That is not to say they do not want a championship, in the abstract they probably want it as much as any organization. But fostering a culture that has a single-minded focus on winning?  A culture that promotes accountability?  A culture that takes a clear-eyed look at itself and fixes problems?  A culture that exudes a hard-working, relentless approach to the game? We are going to find out if all this attention to metrics and outcomes is an analytical tool or merely for public consumption.

Management cannot look outside the office suites for answers any longer.  They have to look in the mirror.  The answer starts there.


AP Photo/Alex Brandon

Washington Capitals: A ONE-point Afternoon -- Game 82: Lightning 1 - Capitals 0 (OT/Gimmick)

Live by the trick shot, die by the trick shot. 

The Washington Capitals ended 20 of their 81 games played before Sunday in the 2013-2014 season with the NHL’s own little Gimmick, the shootout.  It was entirely fitting that the Capitals ended their season with just such a finish in their season finale against the Tampa Bay Lightning, coming out on the short end of the freestyle competition, 1-0, on Fan Appreciation Day at Verizon Center.

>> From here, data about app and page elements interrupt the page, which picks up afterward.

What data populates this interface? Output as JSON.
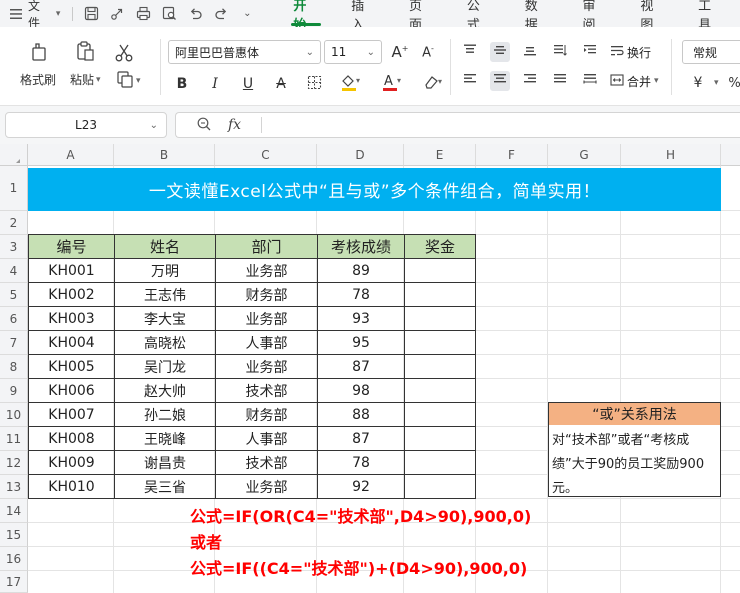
{
  "menubar": {
    "file_label": "文件",
    "tabs": [
      "开始",
      "插入",
      "页面",
      "公式",
      "数据",
      "审阅",
      "视图",
      "工具"
    ],
    "active_tab": "开始"
  },
  "ribbon": {
    "format_painter": "格式刷",
    "paste": "粘贴",
    "font_name": "阿里巴巴普惠体",
    "font_size": "11",
    "wrap_text": "换行",
    "merge": "合并",
    "number_format": "常规",
    "colors": {
      "font_color": "#e02020",
      "fill_color": "#f5c400",
      "accent": "#0f8a3a"
    }
  },
  "formula_bar": {
    "name_box": "L23",
    "fx": "fx",
    "formula": ""
  },
  "sheet": {
    "columns": [
      "A",
      "B",
      "C",
      "D",
      "E",
      "F",
      "G",
      "H"
    ],
    "rows": [
      "1",
      "2",
      "3",
      "4",
      "5",
      "6",
      "7",
      "8",
      "9",
      "10",
      "11",
      "12",
      "13",
      "14",
      "15",
      "16",
      "17"
    ],
    "title": "一文读懂Excel公式中“且与或”多个条件组合，简单实用！",
    "title_bg": "#00b0f0",
    "table_headers": [
      "编号",
      "姓名",
      "部门",
      "考核成绩",
      "奖金"
    ],
    "header_bg": "#c6e0b4",
    "table_rows": [
      [
        "KH001",
        "万明",
        "业务部",
        "89",
        ""
      ],
      [
        "KH002",
        "王志伟",
        "财务部",
        "78",
        ""
      ],
      [
        "KH003",
        "李大宝",
        "业务部",
        "93",
        ""
      ],
      [
        "KH004",
        "高晓松",
        "人事部",
        "95",
        ""
      ],
      [
        "KH005",
        "吴门龙",
        "业务部",
        "87",
        ""
      ],
      [
        "KH006",
        "赵大帅",
        "技术部",
        "98",
        ""
      ],
      [
        "KH007",
        "孙二娘",
        "财务部",
        "88",
        ""
      ],
      [
        "KH008",
        "王晓峰",
        "人事部",
        "87",
        ""
      ],
      [
        "KH009",
        "谢昌贵",
        "技术部",
        "78",
        ""
      ],
      [
        "KH010",
        "吴三省",
        "业务部",
        "92",
        ""
      ]
    ],
    "note": {
      "title": "“或”关系用法",
      "title_bg": "#f4b183",
      "body": "对“技术部”或者“考核成绩”大于90的员工奖励900元。"
    },
    "formulas": {
      "line1": "公式=IF(OR(C4=\"技术部\",D4>90),900,0)",
      "line2": "或者",
      "line3": "公式=IF((C4=\"技术部\")+(D4>90),900,0)",
      "color": "#ff0000"
    }
  }
}
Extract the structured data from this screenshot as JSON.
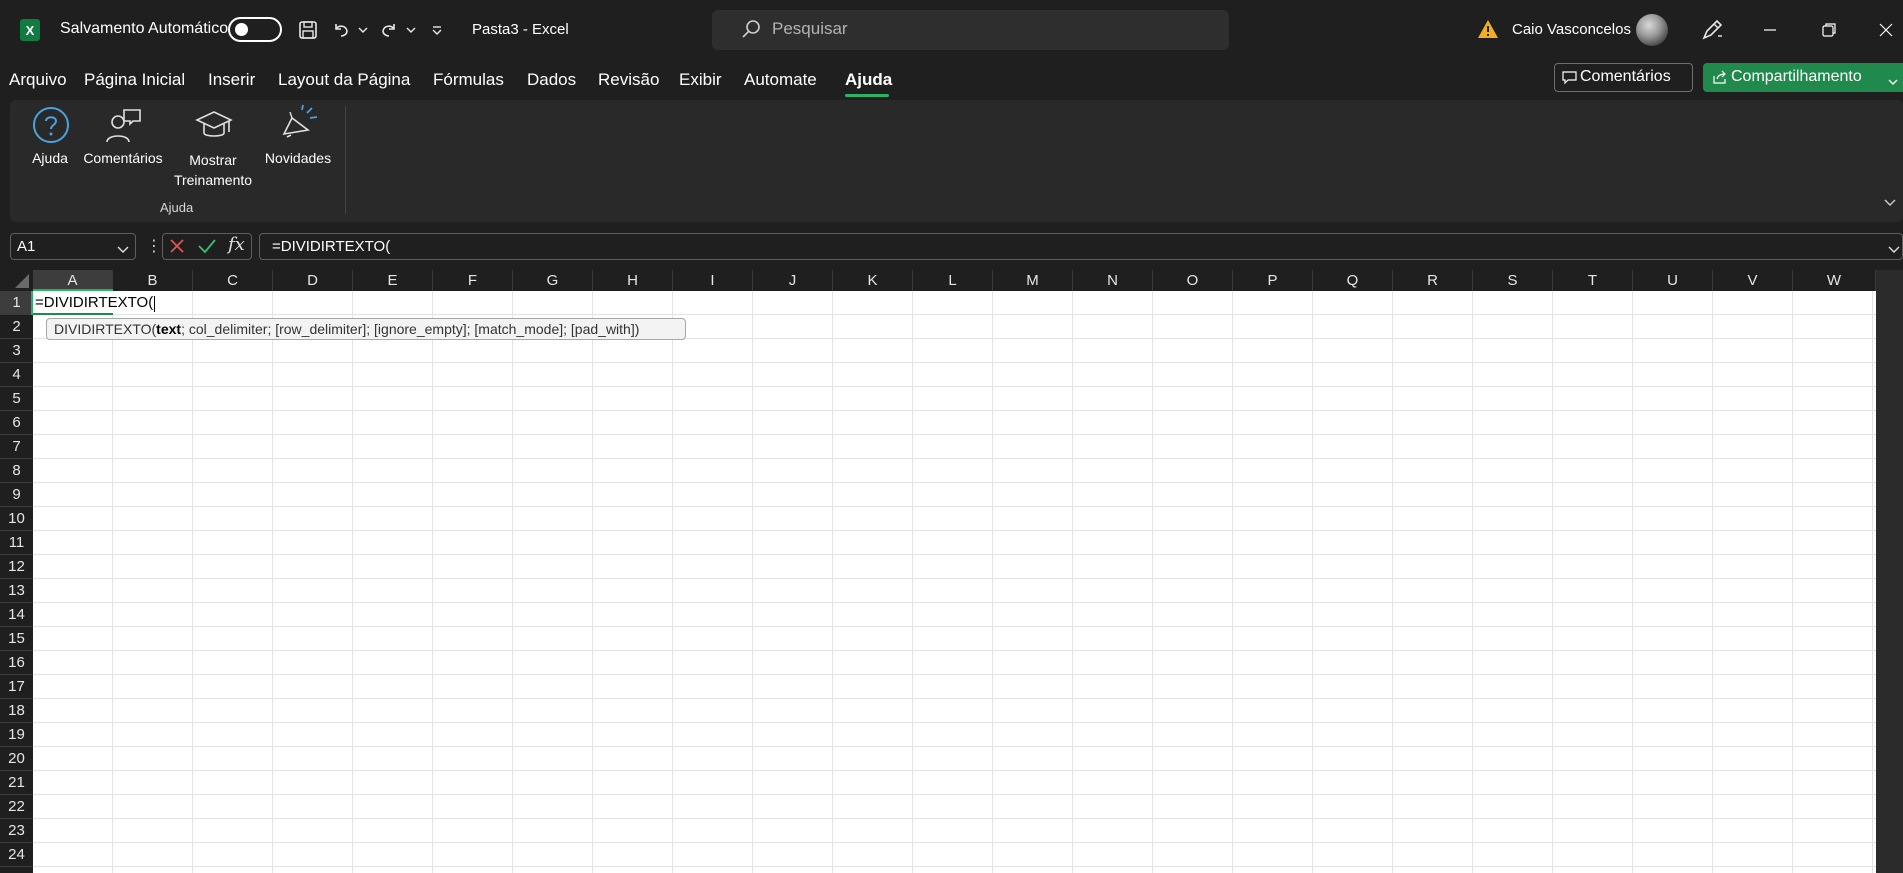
{
  "titlebar": {
    "autosave_label": "Salvamento Automático",
    "autosave_on": false,
    "document_title": "Pasta3  -  Excel",
    "search_placeholder": "Pesquisar",
    "user_name": "Caio Vasconcelos"
  },
  "menu": {
    "tabs": [
      "Arquivo",
      "Página Inicial",
      "Inserir",
      "Layout da Página",
      "Fórmulas",
      "Dados",
      "Revisão",
      "Exibir",
      "Automate",
      "Ajuda"
    ],
    "active_tab": "Ajuda",
    "comments_label": "Comentários",
    "share_label": "Compartilhamento"
  },
  "ribbon": {
    "buttons": [
      {
        "label": "Ajuda",
        "icon": "help-icon"
      },
      {
        "label": "Comentários",
        "icon": "feedback-icon"
      },
      {
        "label": "Mostrar Treinamento",
        "icon": "training-icon"
      },
      {
        "label": "Novidades",
        "icon": "whats-new-icon"
      }
    ],
    "group_label": "Ajuda"
  },
  "formula_bar": {
    "name_box": "A1",
    "formula": "=DIVIDIRTEXTO("
  },
  "grid": {
    "columns": [
      "A",
      "B",
      "C",
      "D",
      "E",
      "F",
      "G",
      "H",
      "I",
      "J",
      "K",
      "L",
      "M",
      "N",
      "O",
      "P",
      "Q",
      "R",
      "S",
      "T",
      "U",
      "V",
      "W"
    ],
    "rows": [
      "1",
      "2",
      "3",
      "4",
      "5",
      "6",
      "7",
      "8",
      "9",
      "10",
      "11",
      "12",
      "13",
      "14",
      "15",
      "16",
      "17",
      "18",
      "19",
      "20",
      "21",
      "22",
      "23",
      "24"
    ],
    "selected_cell": "A1",
    "cell_A1": "=DIVIDIRTEXTO("
  },
  "tooltip": {
    "function": "DIVIDIRTEXTO(",
    "current_arg": "text",
    "rest": "; col_delimiter; [row_delimiter]; [ignore_empty]; [match_mode]; [pad_with])"
  },
  "colors": {
    "accent": "#1f8a4c",
    "tab_underline": "#2ab367",
    "background": "#1f1f1f",
    "ribbon": "#292929"
  }
}
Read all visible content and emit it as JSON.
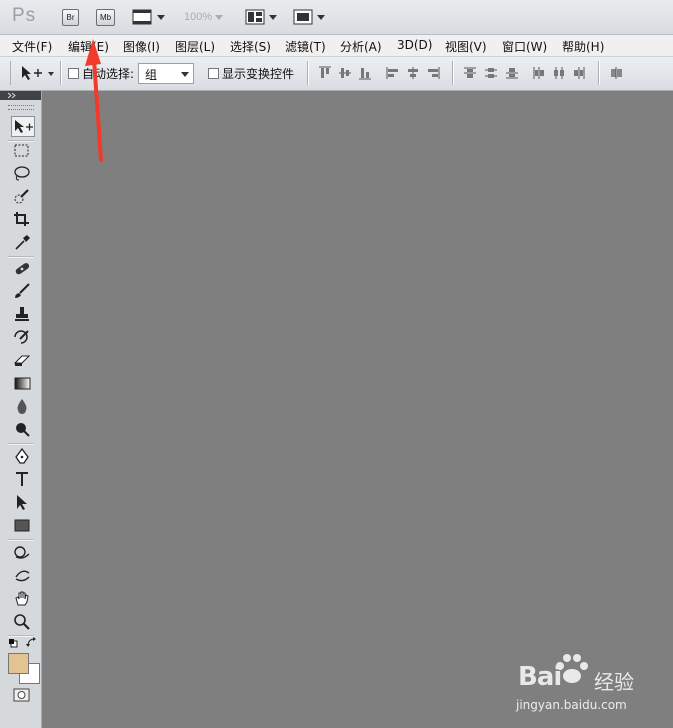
{
  "titlebar": {
    "app_logo": "Ps",
    "bridge_label": "Br",
    "minibridge_label": "Mb",
    "zoom_level": "100%",
    "icons": [
      "bridge-icon",
      "mini-bridge-icon",
      "view-extras-icon",
      "zoom-level-dropdown",
      "arrange-documents-icon",
      "screen-mode-icon"
    ]
  },
  "menu": {
    "items": [
      "文件(F)",
      "编辑(E)",
      "图像(I)",
      "图层(L)",
      "选择(S)",
      "滤镜(T)",
      "分析(A)",
      "3D(D)",
      "视图(V)",
      "窗口(W)",
      "帮助(H)"
    ]
  },
  "options": {
    "auto_select_label": "自动选择:",
    "auto_select_value": "组",
    "show_transform_label": "显示变换控件"
  },
  "tools": [
    "move-tool",
    "rectangular-marquee-tool",
    "lasso-tool",
    "quick-selection-tool",
    "crop-tool",
    "eyedropper-tool",
    "spot-healing-brush-tool",
    "brush-tool",
    "clone-stamp-tool",
    "history-brush-tool",
    "eraser-tool",
    "gradient-tool",
    "blur-tool",
    "dodge-tool",
    "pen-tool",
    "type-tool",
    "path-selection-tool",
    "rectangle-tool",
    "3d-rotate-tool",
    "3d-orbit-tool",
    "hand-tool",
    "zoom-tool"
  ],
  "colors": {
    "foreground": "#e2c391",
    "background": "#ffffff",
    "canvas": "#7f7f7f",
    "annotation_arrow": "#f23a2a"
  },
  "watermark": {
    "logo": "Bai",
    "logo_suffix": "经验",
    "url": "jingyan.baidu.com"
  }
}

It would be one thing to say that the hockey portion of the game was dominated by top-notch goaltending.  In fact, there were moments when Washington’s Braden Holtby and Tampa Bay’s Anders Lindback had to make saves to keep the game scoreless.  But the game was played more like a “let’s get this over with” sort of air to it.

When all was said and done, only Matt Carle, a player who had not taken a shootout attempt on the road this season and a defenseman to boot, would find the back of the net in the trick shot phase.

Other stuff…

-- The Caps were 8-3 in their first 11 trick shot competitions this season, 2-8 in their last ten.

-- The Caps were 0-for-3 shooting in the freestyle against the Bolts.  That made them 4-for-35 in that last 2-8 run in the Gimmick (11.4 percent).

-- 21 trick shot competitions sets a new NHL record for non-hockey hockey.

-- Season in a nutshell… Adam Oates sends Alex Ovechkin in the shootout (15 shot attempts, two goals), Ovechkin tries a trick-trick shot that ends up in the goalie’s logo.  Stubborn on one hand, pretty for a moment on the other, ultimately not what was hoped for.

-- When Peter LeBlanc took the ice for the Caps, he became the 12th rookie to dress for a game this season for the Capitals (11 skaters, one goalie).  That is the highest number of rookies dressing for the Caps in a season since Washington dressed 17 rookies in the 2003-2004 season (14 skaters, three goaltenders).

-- The 18 shots on goal was the fifth time this season that the Caps were held to fewer than 20 shots on goal.  This was the only game in which they earned a standings point (0-4-1).

-- Only nine Caps had shots on goal, none with more than three (Backstrom, Brouwer, Ward).  Six Caps had more missed shots than shots on goal.

-- Braden Holtby’s shutout was his fourth of the season.  In his last eight appearances he was 4-2-1 (one no-decision), 2.07, .939.

In the end…

What is left to say?  It was a game devoid of highlights to end a season with too few of them.  Tampa Bay goes on to the playoffs, the Caps go on to their exit interviews.